:: TRY IT ::
Write out every line below again exactly as it stands, skipping each image.

══ SOURCE INFORMATION ══

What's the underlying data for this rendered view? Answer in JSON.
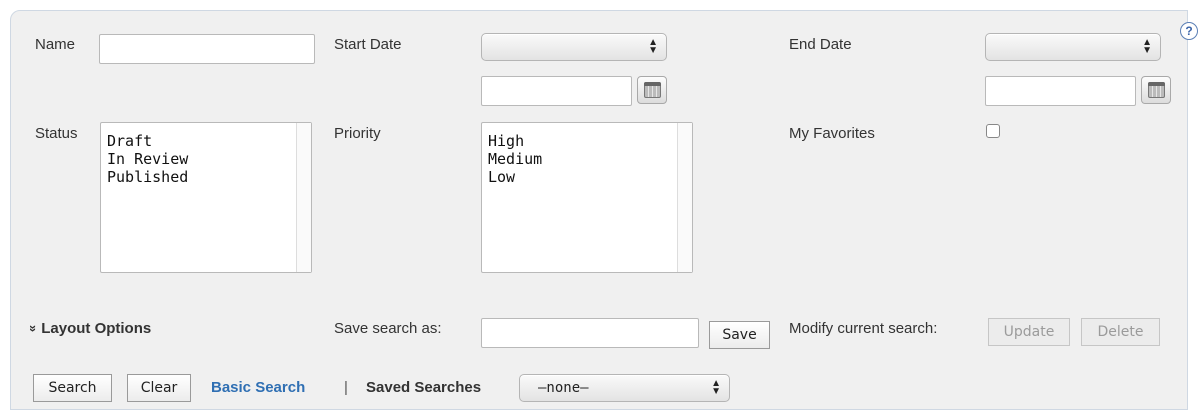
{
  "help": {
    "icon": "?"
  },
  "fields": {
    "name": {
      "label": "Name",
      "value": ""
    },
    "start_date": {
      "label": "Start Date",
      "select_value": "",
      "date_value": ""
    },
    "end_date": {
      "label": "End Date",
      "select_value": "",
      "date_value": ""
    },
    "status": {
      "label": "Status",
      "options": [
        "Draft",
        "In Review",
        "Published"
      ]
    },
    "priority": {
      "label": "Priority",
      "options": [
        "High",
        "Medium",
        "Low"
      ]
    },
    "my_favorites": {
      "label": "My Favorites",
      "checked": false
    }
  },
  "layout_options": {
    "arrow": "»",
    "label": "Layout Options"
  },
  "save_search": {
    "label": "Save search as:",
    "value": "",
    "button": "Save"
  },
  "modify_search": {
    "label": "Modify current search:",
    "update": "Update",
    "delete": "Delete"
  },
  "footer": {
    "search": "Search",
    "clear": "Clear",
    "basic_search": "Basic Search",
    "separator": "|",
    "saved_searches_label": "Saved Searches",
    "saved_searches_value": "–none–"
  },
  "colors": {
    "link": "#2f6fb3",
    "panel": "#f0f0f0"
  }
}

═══

:: RESPONSE AREA ::
What's the underlying data for this rendered view? Answer in JSON.
{
  "help": {
    "icon": "?"
  },
  "fields": {
    "name": {
      "label": "Name",
      "value": ""
    },
    "start_date": {
      "label": "Start Date",
      "select_value": "",
      "date_value": ""
    },
    "end_date": {
      "label": "End Date",
      "select_value": "",
      "date_value": ""
    },
    "status": {
      "label": "Status",
      "options": [
        "Draft",
        "In Review",
        "Published"
      ]
    },
    "priority": {
      "label": "Priority",
      "options": [
        "High",
        "Medium",
        "Low"
      ]
    },
    "my_favorites": {
      "label": "My Favorites",
      "checked": false
    }
  },
  "layout_options": {
    "arrow": "»",
    "label": "Layout Options"
  },
  "save_search": {
    "label": "Save search as:",
    "value": "",
    "button": "Save"
  },
  "modify_search": {
    "label": "Modify current search:",
    "update": "Update",
    "delete": "Delete"
  },
  "footer": {
    "search": "Search",
    "clear": "Clear",
    "basic_search": "Basic Search",
    "separator": "|",
    "saved_searches_label": "Saved Searches",
    "saved_searches_value": "–none–"
  },
  "colors": {
    "link": "#2f6fb3",
    "panel": "#f0f0f0"
  }
}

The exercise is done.